- **DIRECTIONS FOR THIS TASK**
Where in the material does the word "into" appear? Copy each line that has it.

◆ ◆ ◆

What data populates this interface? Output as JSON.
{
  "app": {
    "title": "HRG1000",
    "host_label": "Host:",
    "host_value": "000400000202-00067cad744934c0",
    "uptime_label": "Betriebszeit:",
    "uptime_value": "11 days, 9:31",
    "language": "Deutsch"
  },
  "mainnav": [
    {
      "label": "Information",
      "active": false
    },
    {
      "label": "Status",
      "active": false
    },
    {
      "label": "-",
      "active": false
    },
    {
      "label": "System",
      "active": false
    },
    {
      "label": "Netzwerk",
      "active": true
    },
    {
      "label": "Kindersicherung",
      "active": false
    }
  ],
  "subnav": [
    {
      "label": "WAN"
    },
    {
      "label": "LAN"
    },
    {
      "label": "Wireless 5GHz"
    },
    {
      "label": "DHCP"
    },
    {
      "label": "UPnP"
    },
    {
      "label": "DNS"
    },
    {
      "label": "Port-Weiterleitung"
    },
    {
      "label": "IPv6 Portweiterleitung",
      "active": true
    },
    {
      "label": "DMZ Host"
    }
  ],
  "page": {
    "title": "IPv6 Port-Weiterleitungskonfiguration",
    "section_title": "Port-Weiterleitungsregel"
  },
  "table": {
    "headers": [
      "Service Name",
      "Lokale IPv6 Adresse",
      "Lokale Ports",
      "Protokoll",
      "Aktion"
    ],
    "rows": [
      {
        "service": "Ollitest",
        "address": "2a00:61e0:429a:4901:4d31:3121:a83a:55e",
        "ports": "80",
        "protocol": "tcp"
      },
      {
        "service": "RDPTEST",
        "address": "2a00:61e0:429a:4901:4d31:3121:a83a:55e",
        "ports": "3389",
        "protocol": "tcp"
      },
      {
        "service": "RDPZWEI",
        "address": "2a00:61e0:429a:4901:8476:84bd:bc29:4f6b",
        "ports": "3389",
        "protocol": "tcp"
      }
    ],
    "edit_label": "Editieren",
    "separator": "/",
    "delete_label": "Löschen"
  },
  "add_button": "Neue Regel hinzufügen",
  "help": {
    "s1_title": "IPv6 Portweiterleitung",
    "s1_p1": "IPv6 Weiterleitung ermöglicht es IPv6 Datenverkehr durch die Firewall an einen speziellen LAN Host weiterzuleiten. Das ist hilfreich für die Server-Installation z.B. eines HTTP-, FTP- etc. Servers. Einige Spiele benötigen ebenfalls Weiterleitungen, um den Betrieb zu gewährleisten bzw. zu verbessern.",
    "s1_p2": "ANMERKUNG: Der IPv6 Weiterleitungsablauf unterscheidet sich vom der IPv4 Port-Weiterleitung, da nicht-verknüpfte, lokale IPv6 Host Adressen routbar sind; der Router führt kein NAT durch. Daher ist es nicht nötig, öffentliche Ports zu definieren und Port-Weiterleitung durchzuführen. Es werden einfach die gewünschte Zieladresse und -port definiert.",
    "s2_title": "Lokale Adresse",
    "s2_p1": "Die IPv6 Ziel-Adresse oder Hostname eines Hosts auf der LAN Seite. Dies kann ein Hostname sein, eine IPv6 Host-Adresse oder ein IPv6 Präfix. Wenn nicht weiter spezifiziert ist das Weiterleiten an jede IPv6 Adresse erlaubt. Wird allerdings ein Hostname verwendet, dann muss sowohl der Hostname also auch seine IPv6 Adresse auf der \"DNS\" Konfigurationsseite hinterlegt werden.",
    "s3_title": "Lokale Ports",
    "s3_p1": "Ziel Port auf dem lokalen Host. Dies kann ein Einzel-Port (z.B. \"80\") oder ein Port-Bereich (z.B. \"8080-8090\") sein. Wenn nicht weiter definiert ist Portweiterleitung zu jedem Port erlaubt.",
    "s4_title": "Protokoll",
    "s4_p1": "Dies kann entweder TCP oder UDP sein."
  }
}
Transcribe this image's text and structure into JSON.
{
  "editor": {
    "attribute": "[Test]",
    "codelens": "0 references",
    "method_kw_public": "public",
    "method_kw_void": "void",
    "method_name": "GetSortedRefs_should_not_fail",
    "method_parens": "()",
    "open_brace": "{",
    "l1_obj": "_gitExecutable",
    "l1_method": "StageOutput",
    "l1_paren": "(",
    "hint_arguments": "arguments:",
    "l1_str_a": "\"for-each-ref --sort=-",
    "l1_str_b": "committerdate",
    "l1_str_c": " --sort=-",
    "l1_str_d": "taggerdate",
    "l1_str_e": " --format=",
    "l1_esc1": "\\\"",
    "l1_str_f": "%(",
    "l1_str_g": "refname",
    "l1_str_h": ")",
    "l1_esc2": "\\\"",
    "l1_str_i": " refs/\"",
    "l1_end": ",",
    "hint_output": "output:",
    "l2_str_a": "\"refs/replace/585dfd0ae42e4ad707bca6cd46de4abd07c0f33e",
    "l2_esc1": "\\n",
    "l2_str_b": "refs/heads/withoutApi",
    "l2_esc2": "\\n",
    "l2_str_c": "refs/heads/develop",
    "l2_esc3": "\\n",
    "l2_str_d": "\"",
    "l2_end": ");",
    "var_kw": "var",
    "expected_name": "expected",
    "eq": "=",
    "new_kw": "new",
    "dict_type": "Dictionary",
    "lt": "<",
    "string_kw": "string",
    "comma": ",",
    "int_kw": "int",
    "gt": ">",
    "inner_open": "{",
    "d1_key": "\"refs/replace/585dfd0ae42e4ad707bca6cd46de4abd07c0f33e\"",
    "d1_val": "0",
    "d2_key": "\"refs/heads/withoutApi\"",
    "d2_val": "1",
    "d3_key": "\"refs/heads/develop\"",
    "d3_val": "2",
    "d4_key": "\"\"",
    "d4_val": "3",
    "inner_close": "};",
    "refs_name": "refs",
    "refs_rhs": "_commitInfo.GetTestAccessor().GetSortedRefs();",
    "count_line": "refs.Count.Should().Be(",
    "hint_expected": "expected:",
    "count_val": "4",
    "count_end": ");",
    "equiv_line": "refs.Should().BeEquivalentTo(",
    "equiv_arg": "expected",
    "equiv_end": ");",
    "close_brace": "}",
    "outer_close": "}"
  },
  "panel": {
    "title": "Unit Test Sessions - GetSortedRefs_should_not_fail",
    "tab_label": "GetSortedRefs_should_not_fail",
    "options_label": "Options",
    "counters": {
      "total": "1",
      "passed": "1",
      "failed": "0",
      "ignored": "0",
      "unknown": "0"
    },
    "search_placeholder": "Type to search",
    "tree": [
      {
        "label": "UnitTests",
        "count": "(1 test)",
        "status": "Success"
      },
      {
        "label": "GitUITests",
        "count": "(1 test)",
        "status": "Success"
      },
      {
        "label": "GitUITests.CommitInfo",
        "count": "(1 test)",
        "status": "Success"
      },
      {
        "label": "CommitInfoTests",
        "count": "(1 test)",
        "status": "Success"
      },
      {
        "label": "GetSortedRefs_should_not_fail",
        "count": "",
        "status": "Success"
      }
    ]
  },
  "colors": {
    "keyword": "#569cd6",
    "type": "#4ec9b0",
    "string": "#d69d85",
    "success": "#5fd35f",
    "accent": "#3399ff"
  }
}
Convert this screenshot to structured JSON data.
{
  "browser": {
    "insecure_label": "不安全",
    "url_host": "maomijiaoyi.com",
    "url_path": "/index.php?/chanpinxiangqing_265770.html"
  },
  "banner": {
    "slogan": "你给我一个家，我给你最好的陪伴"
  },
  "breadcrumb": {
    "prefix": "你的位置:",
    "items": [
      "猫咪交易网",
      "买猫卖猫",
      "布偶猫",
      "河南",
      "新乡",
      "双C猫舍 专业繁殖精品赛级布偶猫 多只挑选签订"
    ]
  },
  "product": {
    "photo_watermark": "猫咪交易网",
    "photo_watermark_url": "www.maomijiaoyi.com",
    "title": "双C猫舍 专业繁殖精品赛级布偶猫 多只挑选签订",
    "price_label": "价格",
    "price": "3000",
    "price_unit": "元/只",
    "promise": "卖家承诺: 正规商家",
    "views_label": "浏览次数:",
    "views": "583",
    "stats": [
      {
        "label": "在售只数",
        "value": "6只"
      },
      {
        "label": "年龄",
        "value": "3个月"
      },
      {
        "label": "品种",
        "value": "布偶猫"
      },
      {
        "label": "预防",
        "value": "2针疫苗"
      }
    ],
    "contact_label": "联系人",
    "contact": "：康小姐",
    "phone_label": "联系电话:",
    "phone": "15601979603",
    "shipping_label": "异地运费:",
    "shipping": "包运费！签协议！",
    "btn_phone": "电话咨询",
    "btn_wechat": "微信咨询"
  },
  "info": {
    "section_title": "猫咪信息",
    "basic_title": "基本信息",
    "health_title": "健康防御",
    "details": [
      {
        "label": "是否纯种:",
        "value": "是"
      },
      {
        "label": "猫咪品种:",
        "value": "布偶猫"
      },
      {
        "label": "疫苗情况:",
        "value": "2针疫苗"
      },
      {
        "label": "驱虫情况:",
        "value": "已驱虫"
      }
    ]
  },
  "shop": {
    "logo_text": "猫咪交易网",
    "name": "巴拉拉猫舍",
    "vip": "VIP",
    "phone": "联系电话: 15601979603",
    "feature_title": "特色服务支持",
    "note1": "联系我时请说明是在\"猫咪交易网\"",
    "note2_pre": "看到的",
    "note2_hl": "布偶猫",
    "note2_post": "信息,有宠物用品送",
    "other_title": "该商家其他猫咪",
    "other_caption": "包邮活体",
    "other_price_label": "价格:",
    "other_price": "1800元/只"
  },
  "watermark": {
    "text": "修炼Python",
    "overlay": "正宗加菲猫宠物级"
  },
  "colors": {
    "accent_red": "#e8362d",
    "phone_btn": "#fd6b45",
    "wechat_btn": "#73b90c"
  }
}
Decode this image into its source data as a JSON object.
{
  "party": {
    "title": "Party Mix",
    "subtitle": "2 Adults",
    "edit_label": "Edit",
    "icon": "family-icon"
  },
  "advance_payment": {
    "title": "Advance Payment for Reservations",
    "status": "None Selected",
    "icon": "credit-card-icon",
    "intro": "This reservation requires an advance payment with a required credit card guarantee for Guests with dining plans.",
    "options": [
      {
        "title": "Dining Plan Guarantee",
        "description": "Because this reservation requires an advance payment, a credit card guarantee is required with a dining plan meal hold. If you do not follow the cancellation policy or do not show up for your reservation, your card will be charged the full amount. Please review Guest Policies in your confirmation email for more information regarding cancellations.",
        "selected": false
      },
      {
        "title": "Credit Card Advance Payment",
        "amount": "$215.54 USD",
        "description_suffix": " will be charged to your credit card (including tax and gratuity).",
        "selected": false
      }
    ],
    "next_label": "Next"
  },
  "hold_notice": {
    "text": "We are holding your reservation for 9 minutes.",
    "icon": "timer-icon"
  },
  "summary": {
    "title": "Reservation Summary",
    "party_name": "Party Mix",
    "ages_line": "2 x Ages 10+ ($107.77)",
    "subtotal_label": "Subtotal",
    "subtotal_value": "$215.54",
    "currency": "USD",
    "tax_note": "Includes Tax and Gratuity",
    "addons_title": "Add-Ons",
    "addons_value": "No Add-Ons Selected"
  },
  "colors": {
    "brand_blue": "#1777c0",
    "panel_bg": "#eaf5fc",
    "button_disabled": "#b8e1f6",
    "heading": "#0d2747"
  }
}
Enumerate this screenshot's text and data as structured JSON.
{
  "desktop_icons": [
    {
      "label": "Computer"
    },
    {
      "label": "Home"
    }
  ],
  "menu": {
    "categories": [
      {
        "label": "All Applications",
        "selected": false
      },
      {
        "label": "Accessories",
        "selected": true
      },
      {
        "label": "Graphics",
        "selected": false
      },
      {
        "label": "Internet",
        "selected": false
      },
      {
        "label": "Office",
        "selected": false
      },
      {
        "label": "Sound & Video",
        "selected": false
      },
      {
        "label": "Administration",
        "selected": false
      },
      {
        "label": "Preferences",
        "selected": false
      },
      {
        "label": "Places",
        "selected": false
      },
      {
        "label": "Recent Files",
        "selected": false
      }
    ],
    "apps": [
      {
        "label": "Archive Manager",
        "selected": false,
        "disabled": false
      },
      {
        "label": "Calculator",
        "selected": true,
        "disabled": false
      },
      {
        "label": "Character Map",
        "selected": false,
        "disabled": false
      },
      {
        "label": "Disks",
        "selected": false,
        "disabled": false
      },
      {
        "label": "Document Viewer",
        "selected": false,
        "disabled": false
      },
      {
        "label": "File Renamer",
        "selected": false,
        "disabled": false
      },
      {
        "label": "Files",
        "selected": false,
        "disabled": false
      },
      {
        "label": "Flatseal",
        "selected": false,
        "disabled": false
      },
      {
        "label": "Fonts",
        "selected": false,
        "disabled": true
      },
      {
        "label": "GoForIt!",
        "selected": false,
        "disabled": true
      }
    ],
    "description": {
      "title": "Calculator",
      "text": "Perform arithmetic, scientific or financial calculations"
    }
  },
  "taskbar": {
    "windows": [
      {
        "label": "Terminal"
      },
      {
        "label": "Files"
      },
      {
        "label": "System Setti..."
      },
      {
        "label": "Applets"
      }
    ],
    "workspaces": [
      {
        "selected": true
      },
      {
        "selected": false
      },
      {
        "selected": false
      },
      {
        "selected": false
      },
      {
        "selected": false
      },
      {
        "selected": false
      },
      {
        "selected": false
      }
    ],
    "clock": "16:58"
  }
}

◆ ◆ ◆

- **REPLY**
Transcribe this image's text and structure into JSON.
Decode this image into its source data as a JSON object.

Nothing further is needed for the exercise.